Activity: Go through the listing and copy each line with the string "summary".

Records for the task:
=== Begin Enclosure ===
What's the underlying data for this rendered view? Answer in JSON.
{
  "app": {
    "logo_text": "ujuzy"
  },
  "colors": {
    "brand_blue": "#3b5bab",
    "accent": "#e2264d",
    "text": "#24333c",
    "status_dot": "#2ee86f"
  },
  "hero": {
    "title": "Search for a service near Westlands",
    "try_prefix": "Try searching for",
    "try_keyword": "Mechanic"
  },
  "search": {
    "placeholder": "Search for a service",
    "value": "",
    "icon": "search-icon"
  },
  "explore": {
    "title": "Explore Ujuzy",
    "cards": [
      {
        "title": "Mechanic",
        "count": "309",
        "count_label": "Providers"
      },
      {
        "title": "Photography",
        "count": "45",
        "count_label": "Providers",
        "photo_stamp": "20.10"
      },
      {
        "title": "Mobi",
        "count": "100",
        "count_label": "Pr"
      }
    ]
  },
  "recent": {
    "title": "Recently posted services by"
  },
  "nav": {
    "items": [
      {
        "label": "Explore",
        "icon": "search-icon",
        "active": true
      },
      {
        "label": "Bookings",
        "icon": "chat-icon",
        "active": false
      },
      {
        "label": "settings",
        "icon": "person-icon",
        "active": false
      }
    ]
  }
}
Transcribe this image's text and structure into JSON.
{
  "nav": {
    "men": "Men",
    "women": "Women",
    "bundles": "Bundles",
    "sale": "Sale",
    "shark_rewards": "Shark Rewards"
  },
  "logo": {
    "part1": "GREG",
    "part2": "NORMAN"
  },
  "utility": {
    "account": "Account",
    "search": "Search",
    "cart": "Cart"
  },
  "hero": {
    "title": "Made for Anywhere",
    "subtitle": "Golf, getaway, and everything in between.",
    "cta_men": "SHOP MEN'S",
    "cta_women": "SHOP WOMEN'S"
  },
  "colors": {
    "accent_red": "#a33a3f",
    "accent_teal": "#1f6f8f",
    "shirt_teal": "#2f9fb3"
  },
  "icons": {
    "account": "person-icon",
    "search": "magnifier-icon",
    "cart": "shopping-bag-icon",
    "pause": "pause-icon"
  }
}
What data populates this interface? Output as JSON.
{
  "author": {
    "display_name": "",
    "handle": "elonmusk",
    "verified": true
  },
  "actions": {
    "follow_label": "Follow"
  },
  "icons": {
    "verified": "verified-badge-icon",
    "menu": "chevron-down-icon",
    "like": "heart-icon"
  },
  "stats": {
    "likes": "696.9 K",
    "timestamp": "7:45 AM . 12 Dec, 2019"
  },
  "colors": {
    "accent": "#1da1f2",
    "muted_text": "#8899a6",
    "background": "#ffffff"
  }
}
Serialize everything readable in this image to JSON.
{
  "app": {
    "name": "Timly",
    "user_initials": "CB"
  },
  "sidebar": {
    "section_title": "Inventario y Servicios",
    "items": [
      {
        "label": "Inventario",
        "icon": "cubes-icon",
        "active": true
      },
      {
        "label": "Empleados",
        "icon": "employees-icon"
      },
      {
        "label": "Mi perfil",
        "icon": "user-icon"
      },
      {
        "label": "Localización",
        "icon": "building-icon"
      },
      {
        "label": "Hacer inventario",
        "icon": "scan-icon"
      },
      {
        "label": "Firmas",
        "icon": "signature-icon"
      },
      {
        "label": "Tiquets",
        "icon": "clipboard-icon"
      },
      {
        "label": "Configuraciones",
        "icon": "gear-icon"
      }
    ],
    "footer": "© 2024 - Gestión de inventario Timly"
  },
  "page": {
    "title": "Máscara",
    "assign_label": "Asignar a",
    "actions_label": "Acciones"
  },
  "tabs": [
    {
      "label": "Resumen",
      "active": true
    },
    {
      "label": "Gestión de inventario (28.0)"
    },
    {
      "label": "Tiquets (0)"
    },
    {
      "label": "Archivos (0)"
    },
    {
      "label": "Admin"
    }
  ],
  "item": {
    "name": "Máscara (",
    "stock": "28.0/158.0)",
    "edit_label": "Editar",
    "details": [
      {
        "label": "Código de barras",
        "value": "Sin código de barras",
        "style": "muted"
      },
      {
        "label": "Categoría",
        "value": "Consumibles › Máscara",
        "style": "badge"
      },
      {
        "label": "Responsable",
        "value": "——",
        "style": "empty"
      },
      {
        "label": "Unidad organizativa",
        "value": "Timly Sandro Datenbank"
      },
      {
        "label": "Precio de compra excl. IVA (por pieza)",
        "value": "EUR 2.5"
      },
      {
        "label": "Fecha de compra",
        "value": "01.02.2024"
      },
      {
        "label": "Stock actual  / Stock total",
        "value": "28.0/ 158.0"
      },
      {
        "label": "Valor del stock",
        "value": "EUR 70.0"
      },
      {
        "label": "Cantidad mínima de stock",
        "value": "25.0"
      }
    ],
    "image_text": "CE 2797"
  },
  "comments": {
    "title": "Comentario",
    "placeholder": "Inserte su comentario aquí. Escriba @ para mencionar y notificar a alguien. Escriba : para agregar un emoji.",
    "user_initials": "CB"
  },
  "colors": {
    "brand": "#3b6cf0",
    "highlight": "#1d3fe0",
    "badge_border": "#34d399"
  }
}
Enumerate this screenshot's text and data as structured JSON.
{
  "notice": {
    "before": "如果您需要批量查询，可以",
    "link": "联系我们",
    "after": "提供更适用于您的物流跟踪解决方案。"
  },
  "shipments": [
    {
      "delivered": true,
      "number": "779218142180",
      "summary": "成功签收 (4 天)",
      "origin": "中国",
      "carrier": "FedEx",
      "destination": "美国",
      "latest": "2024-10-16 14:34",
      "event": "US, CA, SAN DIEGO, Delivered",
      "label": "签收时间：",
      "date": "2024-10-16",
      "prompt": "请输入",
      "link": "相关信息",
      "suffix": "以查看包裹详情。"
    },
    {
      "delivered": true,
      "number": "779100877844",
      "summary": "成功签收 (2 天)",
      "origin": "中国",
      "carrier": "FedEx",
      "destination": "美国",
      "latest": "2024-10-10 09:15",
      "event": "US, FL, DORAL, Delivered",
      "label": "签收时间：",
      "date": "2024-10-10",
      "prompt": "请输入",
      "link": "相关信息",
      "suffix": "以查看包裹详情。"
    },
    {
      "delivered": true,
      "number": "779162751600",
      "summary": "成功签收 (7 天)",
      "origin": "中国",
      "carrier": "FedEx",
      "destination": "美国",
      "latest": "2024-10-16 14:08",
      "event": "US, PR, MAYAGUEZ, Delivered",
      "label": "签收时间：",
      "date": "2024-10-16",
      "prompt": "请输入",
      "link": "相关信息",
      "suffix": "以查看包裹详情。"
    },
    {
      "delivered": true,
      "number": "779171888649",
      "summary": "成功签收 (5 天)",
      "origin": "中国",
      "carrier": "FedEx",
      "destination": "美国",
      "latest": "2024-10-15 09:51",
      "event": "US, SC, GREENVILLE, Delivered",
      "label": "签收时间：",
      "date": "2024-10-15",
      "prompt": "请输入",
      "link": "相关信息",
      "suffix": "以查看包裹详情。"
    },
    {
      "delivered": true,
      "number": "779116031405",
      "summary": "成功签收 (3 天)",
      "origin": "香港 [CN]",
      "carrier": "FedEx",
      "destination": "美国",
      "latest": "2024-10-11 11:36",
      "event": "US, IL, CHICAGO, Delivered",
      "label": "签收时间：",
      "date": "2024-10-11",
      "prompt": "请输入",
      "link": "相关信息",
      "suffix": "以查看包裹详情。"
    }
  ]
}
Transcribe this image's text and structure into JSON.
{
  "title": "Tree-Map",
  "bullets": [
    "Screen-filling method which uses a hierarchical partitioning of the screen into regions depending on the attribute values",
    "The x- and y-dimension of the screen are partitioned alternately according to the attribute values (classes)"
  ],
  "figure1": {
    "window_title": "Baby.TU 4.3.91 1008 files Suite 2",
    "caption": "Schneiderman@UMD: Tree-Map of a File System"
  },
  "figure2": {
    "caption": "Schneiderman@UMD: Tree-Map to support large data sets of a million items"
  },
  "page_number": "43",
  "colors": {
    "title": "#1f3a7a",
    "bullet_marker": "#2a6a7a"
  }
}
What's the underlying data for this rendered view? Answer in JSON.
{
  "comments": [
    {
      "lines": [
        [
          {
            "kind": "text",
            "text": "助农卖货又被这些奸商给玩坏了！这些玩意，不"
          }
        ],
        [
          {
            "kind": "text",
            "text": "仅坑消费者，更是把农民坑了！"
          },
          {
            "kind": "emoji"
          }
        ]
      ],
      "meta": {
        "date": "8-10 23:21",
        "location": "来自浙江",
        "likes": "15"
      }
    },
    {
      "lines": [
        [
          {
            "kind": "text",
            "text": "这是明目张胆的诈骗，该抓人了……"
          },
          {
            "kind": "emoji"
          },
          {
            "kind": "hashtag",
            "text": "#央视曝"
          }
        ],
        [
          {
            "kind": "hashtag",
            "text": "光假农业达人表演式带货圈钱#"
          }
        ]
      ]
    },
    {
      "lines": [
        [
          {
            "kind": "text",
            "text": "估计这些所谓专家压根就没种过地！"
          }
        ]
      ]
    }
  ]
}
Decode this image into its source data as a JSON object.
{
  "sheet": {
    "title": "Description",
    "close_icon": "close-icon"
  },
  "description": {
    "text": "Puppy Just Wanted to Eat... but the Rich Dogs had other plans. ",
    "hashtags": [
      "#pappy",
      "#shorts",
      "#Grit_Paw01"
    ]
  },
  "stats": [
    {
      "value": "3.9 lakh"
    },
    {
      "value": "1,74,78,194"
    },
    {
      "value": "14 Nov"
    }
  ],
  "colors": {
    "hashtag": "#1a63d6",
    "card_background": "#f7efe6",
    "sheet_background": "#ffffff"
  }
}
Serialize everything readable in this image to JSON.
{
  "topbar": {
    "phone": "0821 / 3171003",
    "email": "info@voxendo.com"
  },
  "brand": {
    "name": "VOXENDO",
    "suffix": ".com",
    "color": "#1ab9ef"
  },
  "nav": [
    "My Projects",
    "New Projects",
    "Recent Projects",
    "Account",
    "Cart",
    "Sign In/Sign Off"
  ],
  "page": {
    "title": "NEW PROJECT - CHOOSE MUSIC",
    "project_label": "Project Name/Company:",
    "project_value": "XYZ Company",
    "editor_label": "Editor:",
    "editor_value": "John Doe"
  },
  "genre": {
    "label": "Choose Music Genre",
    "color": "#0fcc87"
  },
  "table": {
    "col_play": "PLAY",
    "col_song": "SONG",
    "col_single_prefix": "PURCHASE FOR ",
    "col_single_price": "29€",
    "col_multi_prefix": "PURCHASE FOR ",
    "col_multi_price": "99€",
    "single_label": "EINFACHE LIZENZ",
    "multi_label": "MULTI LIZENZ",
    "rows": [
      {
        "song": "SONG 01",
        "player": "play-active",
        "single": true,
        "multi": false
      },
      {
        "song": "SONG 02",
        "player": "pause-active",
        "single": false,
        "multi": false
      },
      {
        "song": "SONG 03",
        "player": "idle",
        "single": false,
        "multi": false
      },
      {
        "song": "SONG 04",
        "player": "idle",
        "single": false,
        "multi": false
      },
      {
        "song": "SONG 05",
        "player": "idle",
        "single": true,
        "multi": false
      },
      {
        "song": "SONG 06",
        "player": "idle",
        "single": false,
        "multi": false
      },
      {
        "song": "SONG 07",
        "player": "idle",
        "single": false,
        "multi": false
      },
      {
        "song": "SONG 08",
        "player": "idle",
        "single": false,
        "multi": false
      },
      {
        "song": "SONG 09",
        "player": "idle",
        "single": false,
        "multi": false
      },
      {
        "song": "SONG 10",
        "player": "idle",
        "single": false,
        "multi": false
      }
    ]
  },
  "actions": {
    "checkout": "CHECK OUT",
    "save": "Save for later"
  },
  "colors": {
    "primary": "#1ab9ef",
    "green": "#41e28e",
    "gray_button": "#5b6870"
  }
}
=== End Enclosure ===
Solved problem:
      "summary": "成功签收 (4 天)",
      "summary": "成功签收 (2 天)",
      "summary": "成功签收 (7 天)",
      "summary": "成功签收 (5 天)",
      "summary": "成功签收 (3 天)",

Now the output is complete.